Hampshire also offers Shorbreaks, Gateway card which funds 1 to 1 support in mainstream activities, which we have also used.  This has had mixed results.  They also give funding to groups like The Zone.  This is why I shared the petition to stop the cuts to Shortbreaks funding as it helps us as a family do things that other families would take for granted. 

There are specific disability play scheme offers too.  My son is currently using Rushmoor and East Hants Kids scheme, for ages 8+ and has really enjoyed the days out (once we finally manage to get him on the bus).  We also go to the monthly swimming fun sessions with Disability Challengers.  Our children really enjoy this and its a great chance to just have fun together as a family. 

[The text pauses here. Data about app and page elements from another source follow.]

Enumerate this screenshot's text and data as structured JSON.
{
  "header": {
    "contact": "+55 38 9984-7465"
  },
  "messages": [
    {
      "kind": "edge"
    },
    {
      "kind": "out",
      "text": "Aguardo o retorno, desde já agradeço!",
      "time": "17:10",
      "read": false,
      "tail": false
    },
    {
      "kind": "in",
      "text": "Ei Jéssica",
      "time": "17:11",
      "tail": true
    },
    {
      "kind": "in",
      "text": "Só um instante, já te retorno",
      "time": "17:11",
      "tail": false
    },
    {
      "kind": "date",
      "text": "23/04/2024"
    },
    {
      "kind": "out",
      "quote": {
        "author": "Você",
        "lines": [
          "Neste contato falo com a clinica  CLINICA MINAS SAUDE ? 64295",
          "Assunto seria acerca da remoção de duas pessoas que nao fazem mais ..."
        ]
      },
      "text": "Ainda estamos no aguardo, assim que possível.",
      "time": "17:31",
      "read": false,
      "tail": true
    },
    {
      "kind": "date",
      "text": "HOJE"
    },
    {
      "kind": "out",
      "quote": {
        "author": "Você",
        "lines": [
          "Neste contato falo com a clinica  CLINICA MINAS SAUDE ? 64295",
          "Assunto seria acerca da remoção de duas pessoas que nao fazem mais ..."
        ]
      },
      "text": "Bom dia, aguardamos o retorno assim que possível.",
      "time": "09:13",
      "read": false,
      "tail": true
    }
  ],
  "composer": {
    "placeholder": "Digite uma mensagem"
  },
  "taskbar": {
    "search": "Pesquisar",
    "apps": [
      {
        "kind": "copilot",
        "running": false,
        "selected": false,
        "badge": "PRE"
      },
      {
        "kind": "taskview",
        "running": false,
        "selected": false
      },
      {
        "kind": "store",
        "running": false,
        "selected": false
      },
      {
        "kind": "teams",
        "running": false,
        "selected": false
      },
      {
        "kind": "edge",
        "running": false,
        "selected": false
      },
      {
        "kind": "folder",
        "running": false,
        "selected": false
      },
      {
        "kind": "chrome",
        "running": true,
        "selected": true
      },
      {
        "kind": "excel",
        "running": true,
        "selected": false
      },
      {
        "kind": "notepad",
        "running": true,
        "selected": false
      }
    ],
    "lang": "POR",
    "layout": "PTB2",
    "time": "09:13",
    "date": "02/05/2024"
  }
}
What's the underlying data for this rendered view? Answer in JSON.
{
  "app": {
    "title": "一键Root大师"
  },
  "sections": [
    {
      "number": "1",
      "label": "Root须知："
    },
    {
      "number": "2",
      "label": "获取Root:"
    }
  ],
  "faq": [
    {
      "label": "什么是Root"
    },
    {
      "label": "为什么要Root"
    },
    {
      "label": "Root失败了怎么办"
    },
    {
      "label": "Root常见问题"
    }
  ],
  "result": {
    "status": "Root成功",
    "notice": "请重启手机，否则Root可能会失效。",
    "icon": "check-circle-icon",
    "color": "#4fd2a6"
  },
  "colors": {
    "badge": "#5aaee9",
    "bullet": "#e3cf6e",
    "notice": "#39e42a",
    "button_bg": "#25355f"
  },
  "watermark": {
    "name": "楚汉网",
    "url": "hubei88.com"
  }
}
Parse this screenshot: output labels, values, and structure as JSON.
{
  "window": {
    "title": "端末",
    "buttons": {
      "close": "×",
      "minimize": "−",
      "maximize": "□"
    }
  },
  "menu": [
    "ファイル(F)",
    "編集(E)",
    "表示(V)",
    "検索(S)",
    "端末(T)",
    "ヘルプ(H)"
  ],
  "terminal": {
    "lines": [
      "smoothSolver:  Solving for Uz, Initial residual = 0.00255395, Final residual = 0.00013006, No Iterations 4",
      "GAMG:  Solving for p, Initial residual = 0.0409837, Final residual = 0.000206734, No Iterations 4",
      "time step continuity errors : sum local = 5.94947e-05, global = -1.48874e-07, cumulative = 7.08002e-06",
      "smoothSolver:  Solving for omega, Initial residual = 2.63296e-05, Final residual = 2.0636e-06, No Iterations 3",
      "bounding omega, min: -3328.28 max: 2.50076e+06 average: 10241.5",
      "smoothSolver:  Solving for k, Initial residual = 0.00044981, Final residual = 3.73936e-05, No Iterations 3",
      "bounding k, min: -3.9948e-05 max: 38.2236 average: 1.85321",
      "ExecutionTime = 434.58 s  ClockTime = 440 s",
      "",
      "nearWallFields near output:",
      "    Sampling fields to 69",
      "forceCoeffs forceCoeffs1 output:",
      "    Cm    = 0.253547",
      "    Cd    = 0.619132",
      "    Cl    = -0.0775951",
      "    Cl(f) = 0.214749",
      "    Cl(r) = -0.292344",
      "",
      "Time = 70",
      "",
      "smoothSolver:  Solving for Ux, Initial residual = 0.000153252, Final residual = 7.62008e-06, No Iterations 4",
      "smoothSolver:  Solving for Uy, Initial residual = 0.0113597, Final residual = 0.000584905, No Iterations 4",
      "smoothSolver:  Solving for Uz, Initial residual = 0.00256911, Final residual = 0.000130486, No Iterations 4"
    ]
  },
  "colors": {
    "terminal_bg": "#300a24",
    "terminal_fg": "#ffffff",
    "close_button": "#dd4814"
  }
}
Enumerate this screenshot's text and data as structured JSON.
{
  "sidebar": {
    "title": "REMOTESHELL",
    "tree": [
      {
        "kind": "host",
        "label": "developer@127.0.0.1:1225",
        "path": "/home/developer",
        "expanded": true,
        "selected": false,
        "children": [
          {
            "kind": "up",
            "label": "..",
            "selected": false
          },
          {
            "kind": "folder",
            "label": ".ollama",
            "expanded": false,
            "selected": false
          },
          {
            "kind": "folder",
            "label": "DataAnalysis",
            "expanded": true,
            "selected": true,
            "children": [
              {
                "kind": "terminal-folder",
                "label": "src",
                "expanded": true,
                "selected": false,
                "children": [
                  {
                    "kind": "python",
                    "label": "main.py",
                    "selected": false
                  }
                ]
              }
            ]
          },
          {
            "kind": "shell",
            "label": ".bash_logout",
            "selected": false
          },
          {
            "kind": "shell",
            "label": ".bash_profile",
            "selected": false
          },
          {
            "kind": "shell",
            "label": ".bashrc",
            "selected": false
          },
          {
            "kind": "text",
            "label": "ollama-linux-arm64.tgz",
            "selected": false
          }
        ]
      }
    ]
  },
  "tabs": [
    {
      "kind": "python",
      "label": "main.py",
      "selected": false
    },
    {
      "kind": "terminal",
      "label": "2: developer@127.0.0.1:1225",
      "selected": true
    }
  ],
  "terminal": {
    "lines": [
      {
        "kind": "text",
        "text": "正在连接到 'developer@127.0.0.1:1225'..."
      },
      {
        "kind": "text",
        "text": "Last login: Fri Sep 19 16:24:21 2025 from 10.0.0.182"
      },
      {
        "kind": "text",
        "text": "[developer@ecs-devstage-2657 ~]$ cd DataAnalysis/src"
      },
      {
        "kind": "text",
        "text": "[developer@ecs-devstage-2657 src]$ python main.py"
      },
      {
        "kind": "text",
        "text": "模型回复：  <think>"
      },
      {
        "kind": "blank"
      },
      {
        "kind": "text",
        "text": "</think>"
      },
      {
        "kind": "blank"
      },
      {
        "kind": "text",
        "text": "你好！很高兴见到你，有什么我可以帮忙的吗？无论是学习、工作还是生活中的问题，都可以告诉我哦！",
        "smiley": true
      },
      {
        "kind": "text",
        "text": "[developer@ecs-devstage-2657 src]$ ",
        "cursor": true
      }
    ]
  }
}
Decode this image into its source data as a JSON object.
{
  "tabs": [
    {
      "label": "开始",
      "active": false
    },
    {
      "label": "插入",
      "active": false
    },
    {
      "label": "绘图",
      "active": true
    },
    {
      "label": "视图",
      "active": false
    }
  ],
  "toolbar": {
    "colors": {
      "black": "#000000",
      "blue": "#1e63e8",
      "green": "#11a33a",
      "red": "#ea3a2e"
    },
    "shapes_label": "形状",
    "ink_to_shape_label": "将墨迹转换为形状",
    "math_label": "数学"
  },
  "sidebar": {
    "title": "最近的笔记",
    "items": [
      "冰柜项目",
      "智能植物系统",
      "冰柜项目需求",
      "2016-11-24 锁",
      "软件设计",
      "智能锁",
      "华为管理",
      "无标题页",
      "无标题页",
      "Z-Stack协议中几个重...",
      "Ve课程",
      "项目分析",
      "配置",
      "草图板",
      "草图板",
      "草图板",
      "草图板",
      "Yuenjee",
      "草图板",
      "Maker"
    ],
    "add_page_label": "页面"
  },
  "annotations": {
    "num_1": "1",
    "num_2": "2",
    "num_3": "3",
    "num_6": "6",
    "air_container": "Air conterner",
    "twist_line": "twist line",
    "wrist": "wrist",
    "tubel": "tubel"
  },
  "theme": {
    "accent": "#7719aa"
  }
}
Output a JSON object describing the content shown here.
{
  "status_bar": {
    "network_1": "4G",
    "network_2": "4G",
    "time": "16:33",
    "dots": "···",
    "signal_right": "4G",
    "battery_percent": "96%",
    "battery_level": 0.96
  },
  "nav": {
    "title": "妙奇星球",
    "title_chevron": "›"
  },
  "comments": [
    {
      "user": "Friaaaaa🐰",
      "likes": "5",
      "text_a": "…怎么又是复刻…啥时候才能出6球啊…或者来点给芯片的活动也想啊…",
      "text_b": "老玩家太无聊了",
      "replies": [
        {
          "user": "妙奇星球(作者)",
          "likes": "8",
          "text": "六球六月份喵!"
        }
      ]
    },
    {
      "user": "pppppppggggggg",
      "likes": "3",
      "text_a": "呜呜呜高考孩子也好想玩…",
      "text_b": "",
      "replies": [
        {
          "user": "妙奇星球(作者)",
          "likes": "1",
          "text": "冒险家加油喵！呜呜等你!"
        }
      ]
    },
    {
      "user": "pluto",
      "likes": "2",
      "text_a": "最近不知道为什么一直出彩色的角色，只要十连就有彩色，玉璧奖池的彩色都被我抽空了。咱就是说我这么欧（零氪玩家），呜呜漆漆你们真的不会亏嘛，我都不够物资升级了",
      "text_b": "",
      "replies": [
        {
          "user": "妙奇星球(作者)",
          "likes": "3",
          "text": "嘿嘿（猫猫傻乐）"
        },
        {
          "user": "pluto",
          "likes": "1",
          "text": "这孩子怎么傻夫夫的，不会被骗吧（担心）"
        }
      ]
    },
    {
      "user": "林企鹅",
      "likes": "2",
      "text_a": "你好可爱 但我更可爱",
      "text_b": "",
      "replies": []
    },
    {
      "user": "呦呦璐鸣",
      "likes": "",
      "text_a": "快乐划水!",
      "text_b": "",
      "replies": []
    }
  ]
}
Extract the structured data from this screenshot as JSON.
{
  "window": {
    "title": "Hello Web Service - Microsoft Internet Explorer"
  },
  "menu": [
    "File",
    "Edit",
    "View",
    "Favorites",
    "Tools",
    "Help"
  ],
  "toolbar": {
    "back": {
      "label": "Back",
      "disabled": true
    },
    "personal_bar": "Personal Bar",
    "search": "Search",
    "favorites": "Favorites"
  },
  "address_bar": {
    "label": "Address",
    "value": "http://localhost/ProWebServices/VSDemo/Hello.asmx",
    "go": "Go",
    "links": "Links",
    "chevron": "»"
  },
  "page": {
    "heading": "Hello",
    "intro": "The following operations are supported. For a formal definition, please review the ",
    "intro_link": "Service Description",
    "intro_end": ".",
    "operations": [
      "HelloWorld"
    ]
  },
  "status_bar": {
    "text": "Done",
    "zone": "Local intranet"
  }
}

We have also been to the Lions fun-fest fun day which is for families with disabled children.  This is held yearly but my children have loved all the fun games and rides.  We have also done craft activities for families with disabled children organised by PAGS.

So whilst I do miss the beautiful beaches and our lovely friends from Bournemouth and Poole, there is plenty to keep us busy here!

1 comment:

  1. sound wonderful. we have and still are really struggling in Devon - defo could not afford to re-locate - we get direct payments for Clive to do activities which has really helped. Childminders in the area wont take our kids - play schemes struggle - Clive is in Beavers but I am now a leader (they would not allow enablers) - we get no break no rest - we have tried to get him into a disability play scheme but they are full this summer and very very expensive. - Devon like to main stream if poss - we are lucky the primary he is currently in includes him in everything but secondary is looming and very worrying - Blake starts school in sept - we got him statmented but it has been hell and obtaining speech therapy has been a mightmare. Have been loosing pacience a lot this summer and a few days ago dropped a drink and totally lost the plot so fed up could not do anything just cried... We had Clive's diagnosis 3 yrs ago now. Blake we are still moving slowly towards narrowing things down. Am glad you have found a good deal in Hampshire - they were really good for Dyslexia when I was a kid.